◆ Instructions for the task
Look through the lines below and copy each one that includes "grouping".

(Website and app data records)
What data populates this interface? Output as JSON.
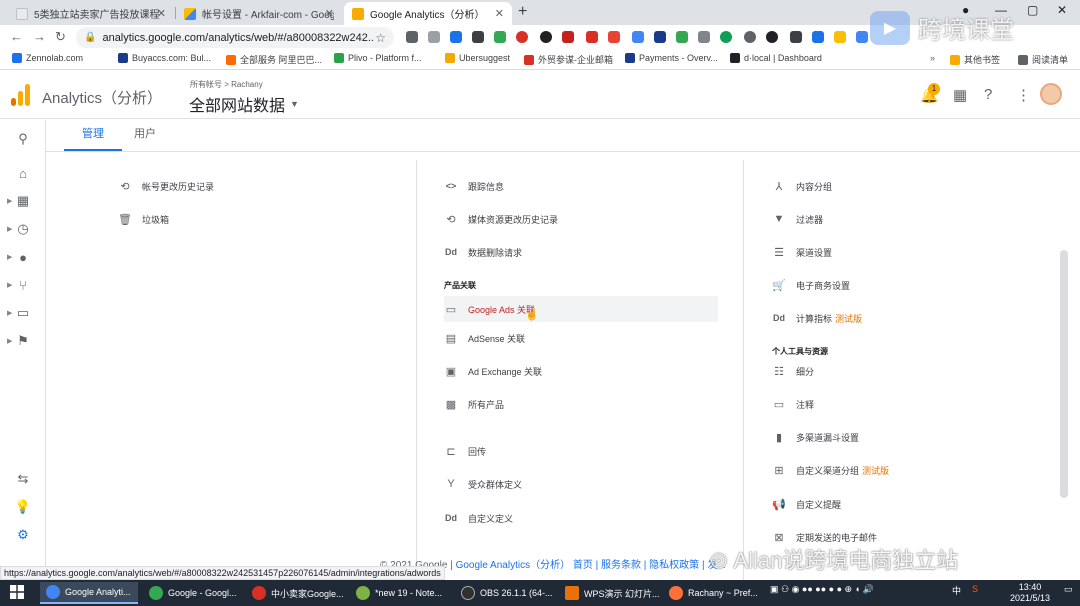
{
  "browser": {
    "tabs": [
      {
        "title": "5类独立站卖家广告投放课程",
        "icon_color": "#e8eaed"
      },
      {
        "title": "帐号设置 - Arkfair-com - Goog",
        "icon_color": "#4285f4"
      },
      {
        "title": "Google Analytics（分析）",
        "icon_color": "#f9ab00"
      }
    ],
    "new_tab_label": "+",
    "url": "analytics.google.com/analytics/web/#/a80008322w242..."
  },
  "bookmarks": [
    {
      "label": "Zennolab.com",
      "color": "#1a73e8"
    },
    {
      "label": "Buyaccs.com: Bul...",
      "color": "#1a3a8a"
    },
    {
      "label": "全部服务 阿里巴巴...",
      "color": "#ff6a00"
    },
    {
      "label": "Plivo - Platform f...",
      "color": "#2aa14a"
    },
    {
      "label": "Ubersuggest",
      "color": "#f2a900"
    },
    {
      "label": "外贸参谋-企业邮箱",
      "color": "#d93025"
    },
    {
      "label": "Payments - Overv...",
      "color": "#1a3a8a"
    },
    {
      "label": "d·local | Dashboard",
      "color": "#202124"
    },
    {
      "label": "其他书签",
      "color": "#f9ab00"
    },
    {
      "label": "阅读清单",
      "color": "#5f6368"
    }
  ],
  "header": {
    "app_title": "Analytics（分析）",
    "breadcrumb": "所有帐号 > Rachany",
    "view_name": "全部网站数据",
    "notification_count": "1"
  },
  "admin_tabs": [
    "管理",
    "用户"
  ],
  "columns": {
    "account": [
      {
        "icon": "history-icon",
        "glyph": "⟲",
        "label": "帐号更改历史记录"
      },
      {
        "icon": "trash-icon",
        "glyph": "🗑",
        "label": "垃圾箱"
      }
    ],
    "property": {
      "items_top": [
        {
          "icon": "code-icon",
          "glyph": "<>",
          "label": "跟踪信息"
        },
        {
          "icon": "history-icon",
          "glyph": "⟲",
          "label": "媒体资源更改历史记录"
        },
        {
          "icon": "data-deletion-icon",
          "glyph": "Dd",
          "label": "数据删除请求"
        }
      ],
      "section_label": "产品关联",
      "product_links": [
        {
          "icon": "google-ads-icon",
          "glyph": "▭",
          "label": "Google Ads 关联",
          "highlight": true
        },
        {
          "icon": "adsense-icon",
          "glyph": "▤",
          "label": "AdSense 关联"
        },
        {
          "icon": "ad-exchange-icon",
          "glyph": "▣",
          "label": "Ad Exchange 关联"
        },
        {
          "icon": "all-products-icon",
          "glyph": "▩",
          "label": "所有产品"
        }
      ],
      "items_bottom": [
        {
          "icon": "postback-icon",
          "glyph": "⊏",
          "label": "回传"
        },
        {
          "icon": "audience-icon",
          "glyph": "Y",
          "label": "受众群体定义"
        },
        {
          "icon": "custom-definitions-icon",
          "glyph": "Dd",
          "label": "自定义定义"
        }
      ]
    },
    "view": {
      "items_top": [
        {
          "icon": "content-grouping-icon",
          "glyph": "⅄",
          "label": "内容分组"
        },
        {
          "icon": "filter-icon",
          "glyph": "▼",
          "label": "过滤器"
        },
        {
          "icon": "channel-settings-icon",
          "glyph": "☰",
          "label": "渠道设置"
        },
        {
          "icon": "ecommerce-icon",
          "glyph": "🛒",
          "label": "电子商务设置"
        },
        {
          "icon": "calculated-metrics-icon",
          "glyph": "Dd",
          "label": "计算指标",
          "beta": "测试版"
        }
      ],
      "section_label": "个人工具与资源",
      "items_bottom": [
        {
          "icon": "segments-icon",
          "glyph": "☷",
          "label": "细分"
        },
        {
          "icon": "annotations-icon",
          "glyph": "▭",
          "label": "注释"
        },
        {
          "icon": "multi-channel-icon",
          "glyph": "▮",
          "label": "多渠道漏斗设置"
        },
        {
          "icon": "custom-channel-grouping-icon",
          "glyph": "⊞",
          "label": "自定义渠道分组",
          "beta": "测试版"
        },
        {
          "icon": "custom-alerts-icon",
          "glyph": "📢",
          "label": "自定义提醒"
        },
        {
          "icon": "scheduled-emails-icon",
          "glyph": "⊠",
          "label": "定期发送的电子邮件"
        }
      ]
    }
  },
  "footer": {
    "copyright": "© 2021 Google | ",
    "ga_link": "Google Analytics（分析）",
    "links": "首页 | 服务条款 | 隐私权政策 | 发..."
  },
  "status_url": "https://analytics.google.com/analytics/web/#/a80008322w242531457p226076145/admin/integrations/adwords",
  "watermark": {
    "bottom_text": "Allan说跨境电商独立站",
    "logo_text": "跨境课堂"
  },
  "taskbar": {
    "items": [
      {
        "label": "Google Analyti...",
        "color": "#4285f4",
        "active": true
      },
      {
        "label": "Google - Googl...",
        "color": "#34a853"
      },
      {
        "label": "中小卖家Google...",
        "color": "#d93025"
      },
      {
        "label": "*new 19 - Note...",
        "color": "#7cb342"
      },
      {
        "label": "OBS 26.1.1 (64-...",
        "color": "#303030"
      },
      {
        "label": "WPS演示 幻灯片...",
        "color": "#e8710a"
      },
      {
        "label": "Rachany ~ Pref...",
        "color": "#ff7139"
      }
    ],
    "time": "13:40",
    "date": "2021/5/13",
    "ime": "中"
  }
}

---

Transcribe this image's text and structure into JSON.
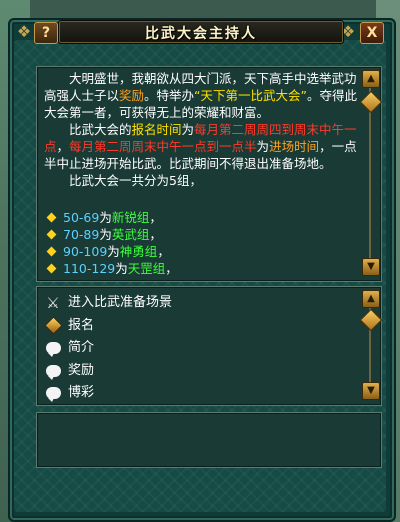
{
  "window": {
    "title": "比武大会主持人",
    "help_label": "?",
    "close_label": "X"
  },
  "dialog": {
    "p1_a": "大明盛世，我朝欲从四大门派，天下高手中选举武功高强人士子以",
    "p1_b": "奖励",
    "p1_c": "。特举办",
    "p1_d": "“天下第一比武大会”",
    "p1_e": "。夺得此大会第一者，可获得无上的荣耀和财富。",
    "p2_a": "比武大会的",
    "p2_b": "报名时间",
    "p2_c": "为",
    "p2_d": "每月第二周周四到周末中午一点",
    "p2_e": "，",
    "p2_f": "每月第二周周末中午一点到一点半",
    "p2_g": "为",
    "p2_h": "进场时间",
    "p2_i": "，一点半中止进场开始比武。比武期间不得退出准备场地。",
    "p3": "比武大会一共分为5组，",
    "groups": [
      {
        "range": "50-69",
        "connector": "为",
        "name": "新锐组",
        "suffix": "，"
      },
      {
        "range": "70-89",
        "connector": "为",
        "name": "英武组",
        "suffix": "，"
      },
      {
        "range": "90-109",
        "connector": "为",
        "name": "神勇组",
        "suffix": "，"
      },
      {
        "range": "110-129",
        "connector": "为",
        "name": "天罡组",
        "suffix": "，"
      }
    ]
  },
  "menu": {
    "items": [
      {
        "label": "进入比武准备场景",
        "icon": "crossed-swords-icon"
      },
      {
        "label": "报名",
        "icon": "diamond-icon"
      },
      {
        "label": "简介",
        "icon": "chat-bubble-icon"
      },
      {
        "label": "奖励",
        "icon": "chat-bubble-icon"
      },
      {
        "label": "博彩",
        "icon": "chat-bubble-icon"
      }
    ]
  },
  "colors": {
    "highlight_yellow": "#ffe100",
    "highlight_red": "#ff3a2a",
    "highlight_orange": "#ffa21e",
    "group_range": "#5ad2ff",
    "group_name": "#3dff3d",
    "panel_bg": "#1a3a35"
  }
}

◆ Exercise response
          "icon": "content-grouping-icon",
          "icon": "custom-channel-grouping-icon",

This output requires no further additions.